What is being asked:
When a line of the entries contains the word "name", report that line.

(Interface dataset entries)
+++

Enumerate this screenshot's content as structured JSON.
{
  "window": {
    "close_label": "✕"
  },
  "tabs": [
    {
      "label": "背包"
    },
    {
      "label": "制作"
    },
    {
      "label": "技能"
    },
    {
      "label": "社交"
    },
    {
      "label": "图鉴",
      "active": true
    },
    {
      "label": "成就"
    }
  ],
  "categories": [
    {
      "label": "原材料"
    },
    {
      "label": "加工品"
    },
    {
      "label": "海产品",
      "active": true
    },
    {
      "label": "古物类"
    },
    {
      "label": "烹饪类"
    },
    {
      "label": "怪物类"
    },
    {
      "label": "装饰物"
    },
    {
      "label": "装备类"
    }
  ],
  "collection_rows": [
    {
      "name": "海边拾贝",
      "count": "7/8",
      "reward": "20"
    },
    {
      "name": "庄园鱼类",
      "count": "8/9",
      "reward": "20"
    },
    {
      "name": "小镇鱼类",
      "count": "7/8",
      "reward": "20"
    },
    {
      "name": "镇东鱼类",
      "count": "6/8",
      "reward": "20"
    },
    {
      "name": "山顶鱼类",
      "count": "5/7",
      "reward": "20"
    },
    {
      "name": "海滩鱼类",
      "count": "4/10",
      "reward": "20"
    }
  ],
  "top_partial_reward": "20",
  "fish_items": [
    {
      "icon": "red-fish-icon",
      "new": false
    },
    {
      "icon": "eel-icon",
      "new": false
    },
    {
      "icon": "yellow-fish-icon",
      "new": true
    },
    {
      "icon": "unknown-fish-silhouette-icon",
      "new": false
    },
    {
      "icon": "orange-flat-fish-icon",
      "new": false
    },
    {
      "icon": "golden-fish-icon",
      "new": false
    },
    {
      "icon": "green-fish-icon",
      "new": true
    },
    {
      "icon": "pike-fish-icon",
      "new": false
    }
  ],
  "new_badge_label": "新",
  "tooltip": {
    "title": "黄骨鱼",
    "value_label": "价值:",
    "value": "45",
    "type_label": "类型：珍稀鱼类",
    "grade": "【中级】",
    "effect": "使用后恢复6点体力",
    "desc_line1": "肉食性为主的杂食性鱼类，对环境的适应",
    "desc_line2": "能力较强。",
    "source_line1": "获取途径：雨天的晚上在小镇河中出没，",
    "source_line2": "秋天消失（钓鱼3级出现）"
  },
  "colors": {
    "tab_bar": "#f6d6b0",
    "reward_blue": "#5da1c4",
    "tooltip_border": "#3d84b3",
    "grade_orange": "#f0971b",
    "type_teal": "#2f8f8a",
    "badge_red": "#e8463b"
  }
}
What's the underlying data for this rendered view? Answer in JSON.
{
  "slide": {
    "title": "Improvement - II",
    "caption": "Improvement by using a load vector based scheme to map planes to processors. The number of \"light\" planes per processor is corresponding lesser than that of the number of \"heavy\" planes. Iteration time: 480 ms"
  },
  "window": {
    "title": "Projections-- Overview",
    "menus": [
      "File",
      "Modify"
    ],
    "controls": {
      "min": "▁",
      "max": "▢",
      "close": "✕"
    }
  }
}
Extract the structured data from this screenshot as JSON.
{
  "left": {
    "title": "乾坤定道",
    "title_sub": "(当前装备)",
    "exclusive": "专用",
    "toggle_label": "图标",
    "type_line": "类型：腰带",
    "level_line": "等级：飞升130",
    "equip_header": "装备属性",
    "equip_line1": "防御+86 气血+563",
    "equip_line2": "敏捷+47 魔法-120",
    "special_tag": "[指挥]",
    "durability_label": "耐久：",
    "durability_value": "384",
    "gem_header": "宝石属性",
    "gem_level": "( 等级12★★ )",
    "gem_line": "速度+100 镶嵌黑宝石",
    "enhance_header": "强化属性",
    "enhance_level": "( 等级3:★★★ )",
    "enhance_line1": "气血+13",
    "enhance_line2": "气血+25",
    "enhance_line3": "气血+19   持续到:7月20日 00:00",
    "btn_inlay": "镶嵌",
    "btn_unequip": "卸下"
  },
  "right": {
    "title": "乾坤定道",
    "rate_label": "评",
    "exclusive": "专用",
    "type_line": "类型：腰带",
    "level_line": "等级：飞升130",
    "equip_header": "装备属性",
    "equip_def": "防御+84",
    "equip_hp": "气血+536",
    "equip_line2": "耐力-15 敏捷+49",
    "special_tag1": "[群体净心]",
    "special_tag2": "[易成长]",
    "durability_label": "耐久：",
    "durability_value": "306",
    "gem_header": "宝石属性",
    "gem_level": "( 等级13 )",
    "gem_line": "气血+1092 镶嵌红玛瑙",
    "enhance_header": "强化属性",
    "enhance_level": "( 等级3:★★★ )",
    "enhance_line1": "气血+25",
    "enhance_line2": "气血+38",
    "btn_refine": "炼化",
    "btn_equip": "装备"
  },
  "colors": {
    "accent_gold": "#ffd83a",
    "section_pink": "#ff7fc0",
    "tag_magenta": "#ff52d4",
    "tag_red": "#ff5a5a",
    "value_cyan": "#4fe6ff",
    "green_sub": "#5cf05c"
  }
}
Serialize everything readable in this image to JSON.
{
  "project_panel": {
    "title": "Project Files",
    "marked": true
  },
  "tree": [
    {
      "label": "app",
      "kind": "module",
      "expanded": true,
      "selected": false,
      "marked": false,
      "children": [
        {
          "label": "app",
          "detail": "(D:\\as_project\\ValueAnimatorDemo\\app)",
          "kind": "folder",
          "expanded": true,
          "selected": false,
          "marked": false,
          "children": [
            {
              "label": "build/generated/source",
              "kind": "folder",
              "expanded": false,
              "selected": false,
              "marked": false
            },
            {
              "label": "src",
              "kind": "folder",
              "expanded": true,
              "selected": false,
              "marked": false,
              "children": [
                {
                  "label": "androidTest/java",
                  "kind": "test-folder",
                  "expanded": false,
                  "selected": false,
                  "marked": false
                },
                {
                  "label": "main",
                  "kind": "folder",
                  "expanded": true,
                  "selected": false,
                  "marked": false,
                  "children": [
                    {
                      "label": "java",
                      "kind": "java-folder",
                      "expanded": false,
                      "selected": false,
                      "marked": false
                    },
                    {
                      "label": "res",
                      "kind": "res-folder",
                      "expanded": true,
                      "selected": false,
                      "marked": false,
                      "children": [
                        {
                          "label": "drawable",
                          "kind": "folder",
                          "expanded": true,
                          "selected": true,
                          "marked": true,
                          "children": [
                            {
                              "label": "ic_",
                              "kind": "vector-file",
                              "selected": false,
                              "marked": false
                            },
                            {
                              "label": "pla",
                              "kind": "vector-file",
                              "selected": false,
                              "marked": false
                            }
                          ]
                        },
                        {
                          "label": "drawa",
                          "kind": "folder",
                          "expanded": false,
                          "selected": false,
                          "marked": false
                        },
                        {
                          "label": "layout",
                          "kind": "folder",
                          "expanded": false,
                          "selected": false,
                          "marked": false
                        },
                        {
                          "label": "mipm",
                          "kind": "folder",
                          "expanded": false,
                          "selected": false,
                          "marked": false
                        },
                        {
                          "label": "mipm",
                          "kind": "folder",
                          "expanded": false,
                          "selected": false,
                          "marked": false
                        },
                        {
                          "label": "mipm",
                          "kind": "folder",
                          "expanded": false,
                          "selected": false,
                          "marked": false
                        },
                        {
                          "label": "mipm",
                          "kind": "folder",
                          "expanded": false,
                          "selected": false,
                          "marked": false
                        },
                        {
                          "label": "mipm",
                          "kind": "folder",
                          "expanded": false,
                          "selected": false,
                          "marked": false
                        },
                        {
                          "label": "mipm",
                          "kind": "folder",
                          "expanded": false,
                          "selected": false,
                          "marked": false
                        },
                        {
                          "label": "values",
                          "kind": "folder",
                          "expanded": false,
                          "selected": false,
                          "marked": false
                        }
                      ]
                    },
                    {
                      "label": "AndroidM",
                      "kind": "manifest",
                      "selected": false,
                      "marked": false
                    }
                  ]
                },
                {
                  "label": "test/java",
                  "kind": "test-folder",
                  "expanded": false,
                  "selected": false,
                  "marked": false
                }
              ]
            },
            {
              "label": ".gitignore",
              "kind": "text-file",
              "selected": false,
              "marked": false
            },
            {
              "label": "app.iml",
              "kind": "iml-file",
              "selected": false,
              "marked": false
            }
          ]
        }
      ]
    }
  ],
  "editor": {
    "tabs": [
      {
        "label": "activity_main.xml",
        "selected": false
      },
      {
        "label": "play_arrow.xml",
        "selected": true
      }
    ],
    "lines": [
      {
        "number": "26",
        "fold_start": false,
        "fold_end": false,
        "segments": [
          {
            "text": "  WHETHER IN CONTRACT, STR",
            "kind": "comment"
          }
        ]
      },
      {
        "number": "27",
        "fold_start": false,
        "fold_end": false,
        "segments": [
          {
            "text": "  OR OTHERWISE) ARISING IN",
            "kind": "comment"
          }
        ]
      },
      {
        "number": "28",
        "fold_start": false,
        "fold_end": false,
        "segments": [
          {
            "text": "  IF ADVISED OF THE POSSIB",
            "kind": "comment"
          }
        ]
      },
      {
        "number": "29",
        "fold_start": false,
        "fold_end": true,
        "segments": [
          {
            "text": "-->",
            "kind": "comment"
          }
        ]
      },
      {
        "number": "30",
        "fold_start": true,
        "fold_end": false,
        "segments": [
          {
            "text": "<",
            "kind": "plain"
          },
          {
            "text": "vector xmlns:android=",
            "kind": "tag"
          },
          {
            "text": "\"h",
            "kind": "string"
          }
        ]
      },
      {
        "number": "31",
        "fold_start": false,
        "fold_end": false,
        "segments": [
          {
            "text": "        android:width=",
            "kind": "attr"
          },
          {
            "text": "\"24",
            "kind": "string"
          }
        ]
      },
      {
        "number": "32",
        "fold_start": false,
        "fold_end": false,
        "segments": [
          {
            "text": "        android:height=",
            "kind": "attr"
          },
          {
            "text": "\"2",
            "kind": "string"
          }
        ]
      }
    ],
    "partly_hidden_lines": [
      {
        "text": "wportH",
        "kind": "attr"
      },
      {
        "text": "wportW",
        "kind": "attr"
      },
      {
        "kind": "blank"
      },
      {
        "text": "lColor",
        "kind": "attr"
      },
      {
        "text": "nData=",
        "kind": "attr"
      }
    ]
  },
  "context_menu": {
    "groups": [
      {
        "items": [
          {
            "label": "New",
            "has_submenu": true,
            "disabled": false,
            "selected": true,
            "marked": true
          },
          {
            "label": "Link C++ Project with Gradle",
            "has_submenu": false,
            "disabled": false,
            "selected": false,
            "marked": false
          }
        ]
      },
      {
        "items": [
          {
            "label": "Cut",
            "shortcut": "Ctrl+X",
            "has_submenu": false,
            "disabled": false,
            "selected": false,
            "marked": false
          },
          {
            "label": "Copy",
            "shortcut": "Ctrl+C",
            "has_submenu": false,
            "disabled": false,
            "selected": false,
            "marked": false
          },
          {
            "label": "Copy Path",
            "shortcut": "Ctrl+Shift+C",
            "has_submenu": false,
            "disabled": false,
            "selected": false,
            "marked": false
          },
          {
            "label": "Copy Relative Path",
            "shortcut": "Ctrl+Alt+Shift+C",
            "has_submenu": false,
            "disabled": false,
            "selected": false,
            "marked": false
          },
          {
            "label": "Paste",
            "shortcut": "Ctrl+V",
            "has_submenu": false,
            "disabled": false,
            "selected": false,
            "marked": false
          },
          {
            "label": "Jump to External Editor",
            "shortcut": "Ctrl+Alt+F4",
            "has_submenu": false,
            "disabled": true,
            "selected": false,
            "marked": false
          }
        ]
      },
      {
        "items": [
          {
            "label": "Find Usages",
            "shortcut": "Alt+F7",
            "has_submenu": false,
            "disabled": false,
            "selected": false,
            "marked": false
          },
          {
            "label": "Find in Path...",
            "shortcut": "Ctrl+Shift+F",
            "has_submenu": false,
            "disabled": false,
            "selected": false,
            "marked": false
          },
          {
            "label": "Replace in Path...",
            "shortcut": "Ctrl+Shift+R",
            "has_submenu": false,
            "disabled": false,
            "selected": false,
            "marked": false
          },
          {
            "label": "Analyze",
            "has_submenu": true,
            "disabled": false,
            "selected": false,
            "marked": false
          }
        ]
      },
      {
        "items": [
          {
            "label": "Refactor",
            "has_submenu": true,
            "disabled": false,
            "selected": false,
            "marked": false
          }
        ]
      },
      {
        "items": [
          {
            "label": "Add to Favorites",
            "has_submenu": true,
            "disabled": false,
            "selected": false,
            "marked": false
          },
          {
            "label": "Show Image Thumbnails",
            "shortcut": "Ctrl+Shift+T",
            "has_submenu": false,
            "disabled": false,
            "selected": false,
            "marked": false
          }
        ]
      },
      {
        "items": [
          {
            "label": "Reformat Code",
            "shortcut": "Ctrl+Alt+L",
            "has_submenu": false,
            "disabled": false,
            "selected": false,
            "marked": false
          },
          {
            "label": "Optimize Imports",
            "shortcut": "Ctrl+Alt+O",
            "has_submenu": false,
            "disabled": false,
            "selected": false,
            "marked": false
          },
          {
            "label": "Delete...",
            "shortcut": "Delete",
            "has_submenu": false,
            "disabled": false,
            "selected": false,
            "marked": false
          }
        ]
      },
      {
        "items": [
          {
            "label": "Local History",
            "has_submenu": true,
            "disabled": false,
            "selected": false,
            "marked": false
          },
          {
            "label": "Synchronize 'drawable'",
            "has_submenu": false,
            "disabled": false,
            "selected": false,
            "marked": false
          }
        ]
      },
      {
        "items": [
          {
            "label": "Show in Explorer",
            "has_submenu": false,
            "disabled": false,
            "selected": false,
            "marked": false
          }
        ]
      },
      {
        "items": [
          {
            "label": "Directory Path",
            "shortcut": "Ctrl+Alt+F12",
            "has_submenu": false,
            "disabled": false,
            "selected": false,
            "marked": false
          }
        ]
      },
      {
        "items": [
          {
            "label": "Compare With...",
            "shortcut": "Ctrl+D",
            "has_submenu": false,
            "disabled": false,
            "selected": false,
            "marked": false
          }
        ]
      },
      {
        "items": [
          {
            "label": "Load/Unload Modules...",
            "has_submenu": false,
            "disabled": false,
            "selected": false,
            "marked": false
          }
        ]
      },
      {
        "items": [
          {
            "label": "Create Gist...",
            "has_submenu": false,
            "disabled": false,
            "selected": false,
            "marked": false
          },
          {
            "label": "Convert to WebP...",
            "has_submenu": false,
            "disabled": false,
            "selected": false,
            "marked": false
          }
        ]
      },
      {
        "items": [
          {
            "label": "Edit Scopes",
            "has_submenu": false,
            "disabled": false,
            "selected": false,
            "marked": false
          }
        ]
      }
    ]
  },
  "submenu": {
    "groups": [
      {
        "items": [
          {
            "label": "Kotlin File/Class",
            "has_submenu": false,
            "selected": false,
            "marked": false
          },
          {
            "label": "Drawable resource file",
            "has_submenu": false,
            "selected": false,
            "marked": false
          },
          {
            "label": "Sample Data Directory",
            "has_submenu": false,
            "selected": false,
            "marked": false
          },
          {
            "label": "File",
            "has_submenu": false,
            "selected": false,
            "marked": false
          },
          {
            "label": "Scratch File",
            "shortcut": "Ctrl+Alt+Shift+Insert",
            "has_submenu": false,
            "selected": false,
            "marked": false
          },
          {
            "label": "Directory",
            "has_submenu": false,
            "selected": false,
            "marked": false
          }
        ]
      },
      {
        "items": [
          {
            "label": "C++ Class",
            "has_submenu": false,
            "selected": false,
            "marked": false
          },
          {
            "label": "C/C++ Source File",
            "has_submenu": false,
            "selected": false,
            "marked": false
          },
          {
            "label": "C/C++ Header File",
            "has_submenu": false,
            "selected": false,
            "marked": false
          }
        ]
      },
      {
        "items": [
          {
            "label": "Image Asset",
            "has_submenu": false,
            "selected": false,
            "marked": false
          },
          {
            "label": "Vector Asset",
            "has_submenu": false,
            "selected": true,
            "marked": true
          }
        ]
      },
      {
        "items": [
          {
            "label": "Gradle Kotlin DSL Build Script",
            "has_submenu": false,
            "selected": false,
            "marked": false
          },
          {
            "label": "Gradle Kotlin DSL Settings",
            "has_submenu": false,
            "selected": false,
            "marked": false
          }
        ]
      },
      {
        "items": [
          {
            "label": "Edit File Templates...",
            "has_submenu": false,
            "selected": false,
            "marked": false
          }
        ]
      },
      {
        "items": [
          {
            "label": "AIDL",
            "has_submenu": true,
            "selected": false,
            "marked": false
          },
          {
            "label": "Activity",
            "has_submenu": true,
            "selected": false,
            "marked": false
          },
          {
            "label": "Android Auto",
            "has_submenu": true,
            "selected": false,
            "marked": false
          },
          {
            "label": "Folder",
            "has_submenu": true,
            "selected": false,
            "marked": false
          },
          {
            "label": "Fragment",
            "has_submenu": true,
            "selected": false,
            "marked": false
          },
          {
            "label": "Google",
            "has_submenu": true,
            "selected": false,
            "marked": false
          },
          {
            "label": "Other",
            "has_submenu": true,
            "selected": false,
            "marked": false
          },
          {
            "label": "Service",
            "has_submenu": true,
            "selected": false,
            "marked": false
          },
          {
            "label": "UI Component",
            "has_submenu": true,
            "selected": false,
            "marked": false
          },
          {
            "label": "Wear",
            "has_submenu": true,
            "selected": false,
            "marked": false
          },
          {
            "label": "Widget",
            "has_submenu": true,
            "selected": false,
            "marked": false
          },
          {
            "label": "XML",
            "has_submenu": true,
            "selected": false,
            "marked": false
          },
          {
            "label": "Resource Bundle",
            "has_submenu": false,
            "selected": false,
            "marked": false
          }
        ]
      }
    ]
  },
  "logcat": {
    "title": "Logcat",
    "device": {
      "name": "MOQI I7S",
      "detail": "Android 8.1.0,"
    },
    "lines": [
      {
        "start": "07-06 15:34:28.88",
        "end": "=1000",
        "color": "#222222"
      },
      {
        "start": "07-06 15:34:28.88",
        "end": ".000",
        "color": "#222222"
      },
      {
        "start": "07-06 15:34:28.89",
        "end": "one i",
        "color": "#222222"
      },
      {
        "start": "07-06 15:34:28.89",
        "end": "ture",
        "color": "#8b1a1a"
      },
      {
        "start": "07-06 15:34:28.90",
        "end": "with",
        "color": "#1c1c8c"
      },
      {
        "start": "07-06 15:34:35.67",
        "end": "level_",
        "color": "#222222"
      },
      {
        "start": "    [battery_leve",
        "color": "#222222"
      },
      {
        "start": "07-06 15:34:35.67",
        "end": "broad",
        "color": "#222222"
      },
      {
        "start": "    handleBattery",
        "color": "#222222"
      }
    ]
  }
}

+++

Task response:
      "name": "海边拾贝",
      "name": "庄园鱼类",
      "name": "小镇鱼类",
      "name": "镇东鱼类",
      "name": "山顶鱼类",
      "name": "海滩鱼类",
      "name": "MOQI I7S",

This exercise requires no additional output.